In making my decision, I had to take a good, hard look at my book. I write what I call real-life women’s fiction. That includes writing about social issues, things that might be timely now. Ultimately, that is what drove my decision. I feel that this book is timely now. Two years from now, I don’t know. And I decided I didn’t want to wait. I wanted to release it now.
Another factor in the decision was, admittedly, that I self-pubbed my first book. When you’re a self-published author, it’s very important to keep your name out there. That means following up your first book with a second, and then a third. Building a library. Building your brand.
I released my first book last October. By late summer of this year, I began to notice a slow-down in sales. I took that to mean that it was time. I needed to get another book out there. I think it’s helped, too. Sales of my first book have ticked upward again with the release of my second. Granted, it’s only a week, and hardly a scientific study, but so far, so good.
Had I not self-pubbed my first book and been in that situation of needing to get another one out there, I might have had more patience with the query game. I don’t know. The decision was made, and I’m happy with it.
Still, I won’t deny that the lure of traditional publishing is there.
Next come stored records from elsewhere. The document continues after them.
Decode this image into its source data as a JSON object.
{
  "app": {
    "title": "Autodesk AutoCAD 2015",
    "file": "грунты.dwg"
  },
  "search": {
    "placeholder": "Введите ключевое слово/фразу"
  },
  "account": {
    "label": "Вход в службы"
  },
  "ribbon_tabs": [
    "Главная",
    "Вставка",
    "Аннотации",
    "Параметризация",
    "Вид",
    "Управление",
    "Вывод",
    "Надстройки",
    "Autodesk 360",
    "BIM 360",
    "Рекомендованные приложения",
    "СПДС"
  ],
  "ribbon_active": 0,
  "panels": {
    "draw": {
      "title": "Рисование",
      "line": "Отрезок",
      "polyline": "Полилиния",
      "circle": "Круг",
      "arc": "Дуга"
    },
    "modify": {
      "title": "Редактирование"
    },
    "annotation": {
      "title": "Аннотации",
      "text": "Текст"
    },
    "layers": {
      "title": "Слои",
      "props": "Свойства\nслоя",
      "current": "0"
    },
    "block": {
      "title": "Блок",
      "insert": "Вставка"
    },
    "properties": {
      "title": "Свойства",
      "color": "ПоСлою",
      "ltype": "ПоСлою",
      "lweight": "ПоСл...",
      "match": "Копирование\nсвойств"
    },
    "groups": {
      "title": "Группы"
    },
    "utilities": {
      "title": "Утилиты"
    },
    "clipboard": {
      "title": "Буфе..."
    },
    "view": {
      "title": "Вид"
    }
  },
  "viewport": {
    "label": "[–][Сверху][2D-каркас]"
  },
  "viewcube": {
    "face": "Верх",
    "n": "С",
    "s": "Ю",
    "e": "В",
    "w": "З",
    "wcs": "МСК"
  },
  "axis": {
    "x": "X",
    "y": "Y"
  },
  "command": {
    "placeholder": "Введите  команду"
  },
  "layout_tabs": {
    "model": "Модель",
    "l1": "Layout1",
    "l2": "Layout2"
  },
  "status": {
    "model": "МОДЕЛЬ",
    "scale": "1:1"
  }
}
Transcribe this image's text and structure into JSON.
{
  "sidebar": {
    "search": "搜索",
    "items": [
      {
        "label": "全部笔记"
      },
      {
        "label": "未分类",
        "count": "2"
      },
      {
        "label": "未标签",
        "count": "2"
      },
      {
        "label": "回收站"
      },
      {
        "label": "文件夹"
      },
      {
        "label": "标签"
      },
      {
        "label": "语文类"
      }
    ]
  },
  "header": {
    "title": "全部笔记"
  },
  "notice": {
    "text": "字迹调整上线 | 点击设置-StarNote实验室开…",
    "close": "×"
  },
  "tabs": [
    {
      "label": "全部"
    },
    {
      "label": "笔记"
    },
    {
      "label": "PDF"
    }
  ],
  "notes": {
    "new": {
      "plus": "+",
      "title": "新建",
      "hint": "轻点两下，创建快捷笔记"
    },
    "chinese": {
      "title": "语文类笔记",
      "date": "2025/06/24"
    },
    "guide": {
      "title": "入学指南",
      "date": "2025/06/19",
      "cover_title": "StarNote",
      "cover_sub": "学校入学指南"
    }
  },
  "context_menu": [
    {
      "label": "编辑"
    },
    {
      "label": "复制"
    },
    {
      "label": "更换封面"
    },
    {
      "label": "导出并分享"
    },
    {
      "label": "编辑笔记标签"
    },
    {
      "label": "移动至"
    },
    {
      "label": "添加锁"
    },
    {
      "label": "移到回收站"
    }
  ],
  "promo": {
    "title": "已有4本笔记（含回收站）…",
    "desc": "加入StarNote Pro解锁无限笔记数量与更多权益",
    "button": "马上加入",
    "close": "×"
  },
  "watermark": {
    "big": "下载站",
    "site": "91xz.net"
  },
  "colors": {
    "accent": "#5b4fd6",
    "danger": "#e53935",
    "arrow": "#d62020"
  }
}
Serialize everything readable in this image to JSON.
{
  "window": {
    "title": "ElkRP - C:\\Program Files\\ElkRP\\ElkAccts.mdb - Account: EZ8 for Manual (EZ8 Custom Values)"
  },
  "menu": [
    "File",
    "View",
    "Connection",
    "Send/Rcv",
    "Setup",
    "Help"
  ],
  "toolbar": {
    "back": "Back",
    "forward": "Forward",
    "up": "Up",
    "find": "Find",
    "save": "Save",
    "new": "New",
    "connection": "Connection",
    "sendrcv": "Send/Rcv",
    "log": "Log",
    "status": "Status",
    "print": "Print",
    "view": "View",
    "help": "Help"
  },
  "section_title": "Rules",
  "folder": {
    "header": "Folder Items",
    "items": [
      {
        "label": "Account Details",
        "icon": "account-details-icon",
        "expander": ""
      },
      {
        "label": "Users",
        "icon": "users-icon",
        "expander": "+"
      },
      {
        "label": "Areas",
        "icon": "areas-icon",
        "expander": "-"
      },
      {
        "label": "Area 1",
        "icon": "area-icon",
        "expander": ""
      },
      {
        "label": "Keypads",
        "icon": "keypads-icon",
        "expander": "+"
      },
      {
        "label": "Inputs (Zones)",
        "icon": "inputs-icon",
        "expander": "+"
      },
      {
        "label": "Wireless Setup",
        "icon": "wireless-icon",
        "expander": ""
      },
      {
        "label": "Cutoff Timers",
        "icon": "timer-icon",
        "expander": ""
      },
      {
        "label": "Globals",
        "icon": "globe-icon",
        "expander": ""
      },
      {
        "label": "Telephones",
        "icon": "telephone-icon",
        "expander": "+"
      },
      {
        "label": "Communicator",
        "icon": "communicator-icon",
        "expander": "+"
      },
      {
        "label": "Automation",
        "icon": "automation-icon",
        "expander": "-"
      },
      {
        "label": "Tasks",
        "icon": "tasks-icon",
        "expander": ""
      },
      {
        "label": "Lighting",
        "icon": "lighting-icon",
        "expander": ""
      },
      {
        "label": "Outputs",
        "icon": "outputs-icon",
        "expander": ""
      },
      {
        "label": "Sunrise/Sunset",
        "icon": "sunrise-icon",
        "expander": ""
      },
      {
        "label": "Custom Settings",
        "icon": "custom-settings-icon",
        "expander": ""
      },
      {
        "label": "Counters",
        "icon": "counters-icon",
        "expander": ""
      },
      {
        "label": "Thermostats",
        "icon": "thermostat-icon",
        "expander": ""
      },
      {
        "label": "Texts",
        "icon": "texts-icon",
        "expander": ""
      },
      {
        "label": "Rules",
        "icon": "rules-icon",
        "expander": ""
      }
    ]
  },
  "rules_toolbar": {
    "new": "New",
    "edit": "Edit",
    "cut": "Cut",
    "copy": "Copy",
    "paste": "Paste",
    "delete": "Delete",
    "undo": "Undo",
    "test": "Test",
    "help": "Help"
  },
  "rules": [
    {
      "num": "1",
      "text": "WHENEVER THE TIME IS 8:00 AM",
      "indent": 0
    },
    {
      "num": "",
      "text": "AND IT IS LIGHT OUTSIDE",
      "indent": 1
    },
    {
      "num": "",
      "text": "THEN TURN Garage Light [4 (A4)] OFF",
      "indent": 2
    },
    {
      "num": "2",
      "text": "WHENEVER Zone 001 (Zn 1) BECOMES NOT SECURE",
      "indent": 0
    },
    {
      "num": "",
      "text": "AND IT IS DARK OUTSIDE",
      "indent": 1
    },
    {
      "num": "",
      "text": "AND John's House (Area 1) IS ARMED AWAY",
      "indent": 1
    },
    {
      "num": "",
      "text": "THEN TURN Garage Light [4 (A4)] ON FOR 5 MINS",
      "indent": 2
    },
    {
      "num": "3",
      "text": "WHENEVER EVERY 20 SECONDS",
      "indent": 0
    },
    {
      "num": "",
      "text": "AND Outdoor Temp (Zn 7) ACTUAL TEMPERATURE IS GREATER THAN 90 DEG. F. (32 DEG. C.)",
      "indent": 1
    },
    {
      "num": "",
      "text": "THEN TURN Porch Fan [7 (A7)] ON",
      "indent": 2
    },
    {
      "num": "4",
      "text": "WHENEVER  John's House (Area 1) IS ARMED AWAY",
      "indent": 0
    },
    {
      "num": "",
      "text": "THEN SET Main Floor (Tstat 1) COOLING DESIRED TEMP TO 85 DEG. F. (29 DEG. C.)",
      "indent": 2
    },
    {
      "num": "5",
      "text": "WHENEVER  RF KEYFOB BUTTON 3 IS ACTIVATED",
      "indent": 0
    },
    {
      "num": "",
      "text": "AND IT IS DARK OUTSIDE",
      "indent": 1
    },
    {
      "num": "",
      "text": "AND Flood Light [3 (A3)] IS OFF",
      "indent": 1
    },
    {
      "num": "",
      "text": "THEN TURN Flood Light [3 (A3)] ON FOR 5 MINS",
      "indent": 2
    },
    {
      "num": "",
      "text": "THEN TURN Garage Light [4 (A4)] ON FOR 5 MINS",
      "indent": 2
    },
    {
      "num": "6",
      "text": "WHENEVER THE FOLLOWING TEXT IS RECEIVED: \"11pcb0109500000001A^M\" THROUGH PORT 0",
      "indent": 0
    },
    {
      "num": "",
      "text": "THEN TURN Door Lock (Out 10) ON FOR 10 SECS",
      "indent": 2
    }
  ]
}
I am hard at work on my third novel right now and making plans to attend the DFW Writer’s Conference again where I will probably pitch it, and maybe play the query game all over again.